As a result, they are likely to demand that candidates to replace him as leader commit to keeping his policy agenda, or at least specific parts of it.
That's not an illogical demand - if the policies are popular but the leader is not, why change the former as well as the latter?
But this will put centrist candidates - Yvette, that's you - in a difficult position. Labour's centrists believe, not without foundation, that while individual spending pledges and tax rises might poll well, taken together they reinforce Labour as a party that is "extreme", "risky", and "too left wing", to use the sort of phrases directed at it in focus groups. People like sugar and people like honey, but have them together and it all gets sickly sweet.
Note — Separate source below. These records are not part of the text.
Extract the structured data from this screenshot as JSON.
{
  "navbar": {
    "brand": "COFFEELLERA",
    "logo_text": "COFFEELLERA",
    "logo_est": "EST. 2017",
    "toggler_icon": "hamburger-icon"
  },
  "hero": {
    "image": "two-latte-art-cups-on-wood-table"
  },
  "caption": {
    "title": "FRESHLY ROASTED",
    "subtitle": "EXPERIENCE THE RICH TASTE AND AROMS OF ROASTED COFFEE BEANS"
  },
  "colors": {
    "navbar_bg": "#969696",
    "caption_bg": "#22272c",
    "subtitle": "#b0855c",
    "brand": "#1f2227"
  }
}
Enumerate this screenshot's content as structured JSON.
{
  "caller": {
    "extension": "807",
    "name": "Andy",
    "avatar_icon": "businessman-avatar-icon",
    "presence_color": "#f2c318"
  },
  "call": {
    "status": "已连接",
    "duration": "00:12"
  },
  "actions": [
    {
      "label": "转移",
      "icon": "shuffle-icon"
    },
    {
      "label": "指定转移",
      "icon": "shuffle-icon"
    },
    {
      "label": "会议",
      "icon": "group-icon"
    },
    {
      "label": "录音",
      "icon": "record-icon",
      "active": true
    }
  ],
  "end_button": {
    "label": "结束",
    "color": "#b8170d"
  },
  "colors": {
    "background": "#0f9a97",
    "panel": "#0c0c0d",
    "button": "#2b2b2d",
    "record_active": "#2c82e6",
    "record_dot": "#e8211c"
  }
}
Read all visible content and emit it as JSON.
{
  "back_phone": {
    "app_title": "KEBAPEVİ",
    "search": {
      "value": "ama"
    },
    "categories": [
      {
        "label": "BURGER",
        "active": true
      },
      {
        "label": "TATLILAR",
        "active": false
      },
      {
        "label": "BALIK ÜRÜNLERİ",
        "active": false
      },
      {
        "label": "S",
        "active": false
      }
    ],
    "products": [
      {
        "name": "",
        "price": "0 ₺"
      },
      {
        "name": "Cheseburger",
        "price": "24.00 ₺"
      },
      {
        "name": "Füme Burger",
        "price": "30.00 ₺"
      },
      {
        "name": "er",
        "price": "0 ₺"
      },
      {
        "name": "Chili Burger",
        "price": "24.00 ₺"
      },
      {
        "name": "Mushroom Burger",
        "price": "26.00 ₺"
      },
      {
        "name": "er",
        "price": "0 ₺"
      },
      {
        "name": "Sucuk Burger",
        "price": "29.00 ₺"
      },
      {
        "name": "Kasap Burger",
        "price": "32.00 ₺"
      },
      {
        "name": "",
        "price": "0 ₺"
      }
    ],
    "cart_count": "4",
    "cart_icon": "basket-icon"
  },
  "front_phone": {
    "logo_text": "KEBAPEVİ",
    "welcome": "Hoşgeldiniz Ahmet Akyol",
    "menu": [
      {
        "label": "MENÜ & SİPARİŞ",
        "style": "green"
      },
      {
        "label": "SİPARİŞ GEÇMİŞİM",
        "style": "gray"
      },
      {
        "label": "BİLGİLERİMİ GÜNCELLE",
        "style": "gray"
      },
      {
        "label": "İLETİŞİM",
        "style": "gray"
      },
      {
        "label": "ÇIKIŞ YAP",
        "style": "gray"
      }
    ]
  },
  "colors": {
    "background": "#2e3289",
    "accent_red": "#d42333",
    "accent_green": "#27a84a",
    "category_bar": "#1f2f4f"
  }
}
It is easy to envisage a campaign where Cooper - or Chuka Umunna, Lisa Nandy, or whatever other non-Corbynite runs - gets peppered with questions about every single point of the Corbyn manifesto. Will you axe tuition fees? Will you tax the rich? Will you create a National Education Service? Will you renationalise rail and water? Any departure from one of these policies will seem like apostasy. To depart from positions that are both popular and genuinely left-wing will hand the initiative to the Corbynite candidate - or Corbyn himself.
The manifesto itself is not a programme for government. Thursday's leak contained no mention of water renationalisation - and yet come Tuesday, it has suddenly appeared. That would suggest that in the space of just five days, the Labour leadership decided to commit to a major renationalisation of a key public utility. They haven't yet worked out how to go about it, which provides little evidence that this has been entirely thought through.
Bear in mind also that Brexit will be a huge drain on the capacity of the civil service and the state over the next five years. Labour is effectively saying that Britain's civil servants will be able to renationalise the railways, water utilities, the National Grid, Royal Mail, create regional public energy companies, a National Education Service and a National Care Service, create a large National Investment Bank and regional development banks, build a million homes and abolish tuition fees - to name just a few - at the same time as managing Brexit negotiations and their fallout.
This is not a programme for government - not for the next five years, at least. It is a bold statement of policies and policy direction - made, in some cases, in something of a rush, but with the intention of establishing a new policy baseline for the Labour party. In this task it may well succeed.
Conservatives will no doubt be glorying in their huge poll leads and bringing out tired mantras about 1983 and the 1970s. But for the first time in decades, taxing the rich, renationalising utilities, and creating traditional state-run universal services are in a mainstream party manifesto and across the evening news. Even the Conservatives are now looking to build more council housing.
These are no longer fantasies - no matter how fanciful you may find them and their costings, they are now part of Britain's political spectrum. Most people agree with certain policies. A substantive minority agrees with most of them. They are no longer at the margins. Blairites can't put this back in its box.
And if the Tories fail in power, they may find this new political agenda is next in line.
Chaminda Jayanetti is covering the general election for Politics.co.uk. He tweets here.
The opinions in politics.co.uk's Comment and Analysis section are those of the author and are no reflection of the views of the website or its owners.